  •          Seventy-three percent of Hispanic parents agree that afterschool programs can help excite children about learning, and agree that programs help children gain workforce skills, such as teamwork, leadership and critical thinking (also 73 percent).
  •          Seven in 10 Hispanic parents agree that participating in an afterschool program can help improve children’s behavior in school, and 67 percent agree that programs can help improve children’s school day attendance.
  • Hispanic parents face specific barriers in finding an afterschool program for their children.Hispanic parents were more likely than white parents to agree that a lack of available afterschool programs was a barrier to enrolling their child.
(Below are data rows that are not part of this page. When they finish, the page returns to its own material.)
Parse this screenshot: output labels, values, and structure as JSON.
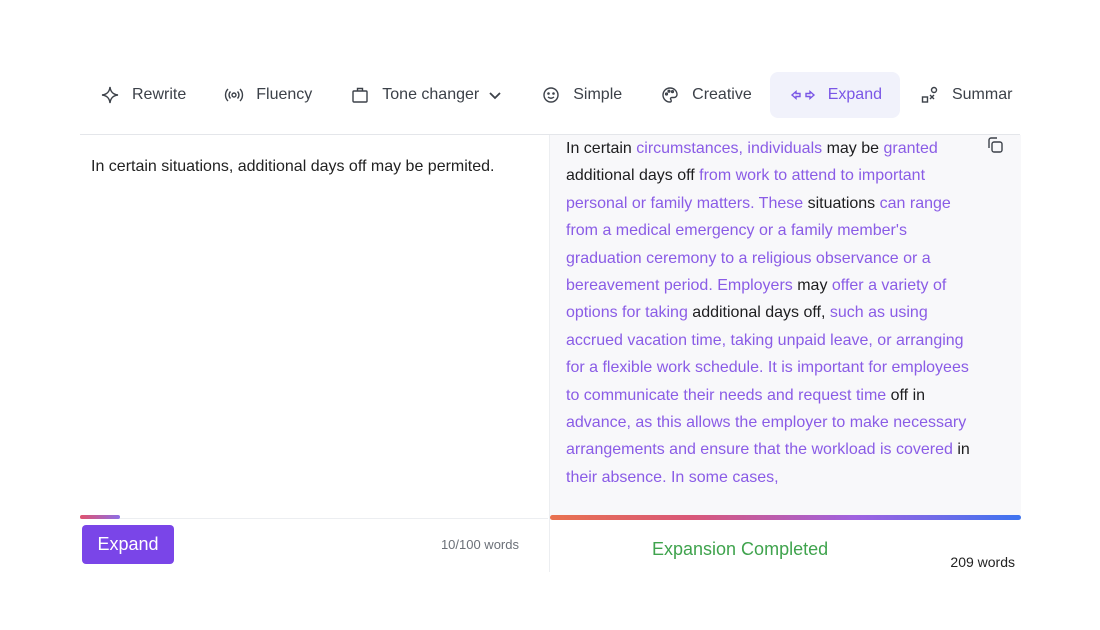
{
  "toolbar": {
    "modes": [
      {
        "label": "Rewrite",
        "icon": "sparkle-icon",
        "active": false
      },
      {
        "label": "Fluency",
        "icon": "broadcast-icon",
        "active": false
      },
      {
        "label": "Tone changer",
        "icon": "briefcase-icon",
        "active": false,
        "has_dropdown": true
      },
      {
        "label": "Simple",
        "icon": "smiley-icon",
        "active": false
      },
      {
        "label": "Creative",
        "icon": "palette-icon",
        "active": false
      },
      {
        "label": "Expand",
        "icon": "expand-arrows-icon",
        "active": true
      },
      {
        "label": "Summar",
        "icon": "shapes-icon",
        "active": false
      }
    ]
  },
  "input": {
    "text": "In certain situations, additional days off may be permited.",
    "word_count": "10/100 words",
    "action_label": "Expand",
    "progress_fraction": 0.085
  },
  "output": {
    "segments": [
      {
        "text": "In certain ",
        "highlight": false
      },
      {
        "text": "circumstances, individuals",
        "highlight": true
      },
      {
        "text": " may be ",
        "highlight": false
      },
      {
        "text": "granted",
        "highlight": true
      },
      {
        "text": " additional days off ",
        "highlight": false
      },
      {
        "text": "from work to attend to important personal or family matters. These",
        "highlight": true
      },
      {
        "text": " situations ",
        "highlight": false
      },
      {
        "text": "can range from a medical emergency or a family member's graduation ceremony to a religious observance or a bereavement period. Employers",
        "highlight": true
      },
      {
        "text": " may ",
        "highlight": false
      },
      {
        "text": "offer a variety of options for taking",
        "highlight": true
      },
      {
        "text": " additional days off, ",
        "highlight": false
      },
      {
        "text": "such as using accrued vacation time, taking unpaid leave, or arranging for a flexible work schedule. It is important for employees to communicate their needs and request time",
        "highlight": true
      },
      {
        "text": " off in ",
        "highlight": false
      },
      {
        "text": "advance, as this allows the employer to make necessary arrangements and ensure that the workload is covered",
        "highlight": true
      },
      {
        "text": " in ",
        "highlight": false
      },
      {
        "text": "their absence. In some cases,",
        "highlight": true
      }
    ],
    "status": "Expansion Completed",
    "word_count": "209 words",
    "progress_fraction": 1.0
  },
  "colors": {
    "accent": "#7a45e8",
    "highlight_text": "#8a5ce6",
    "status_green": "#3fa34d",
    "active_tab_bg": "#f1f2fb"
  }
}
In addition, the lack of a safe way to get to, and get home from, afterschool programs, and the cost of programs were also top responses by parents identifying barriers.
  • Hispanic parents with a child in an afterschool program are highly satisfied with their program, both overall and with specific program features.
  • Hispanic parents—including parents with children in afterschool and children not in an afterschool program—recognize the multitude of benefits children gain from participating in an afterschool program.
  • Hispanic parents strongly support public funding of afterschool programs. Overall, 84 percent of parents report that they favor public funding for afterschool programs, but among Hispanic parents, 87 percent support public funding for afterschool programs.

America After 3PM details afterschool program participation rates by race, ethnicity, gender and income, describes the types of activities afterschool programs offer, examines barriers to participation, reports on parental views of program quality, and more. It provides in-depth information on children who are unsupervised after school, as well as those who would be enrolled if an afterschool program were available to them. In addition to the national data, America After 3PM offers state-level data as well as a snapshot of national participation and demand for summer learning programs.  Summer and state-by-state results are available at www.afterschoolalliance.org.

Findings from America After 3PM are based on in-depth interviews with 13,709 households with children, completed by way of an online survey using a blend of national consumer panels. Shugoll Research collected and analyzed the data for America After 3PM.  In order to participate, respondents had to live in the United States and be the guardians of a school-age child living in their household.  The online interview took approximately 15 minutes to complete. All interviews were completed between February 28 and April 17, 2014.

America After 3 PM is funded by the Charles Stewart Mott Foundation, the Robert Wood Johnson Foundation, The Wallace Foundation, the Ford Foundation and the Noyce Foundation, with additional support from the Heinz Endowments, The Robert Bowne Foundation and the Samueli Foundation.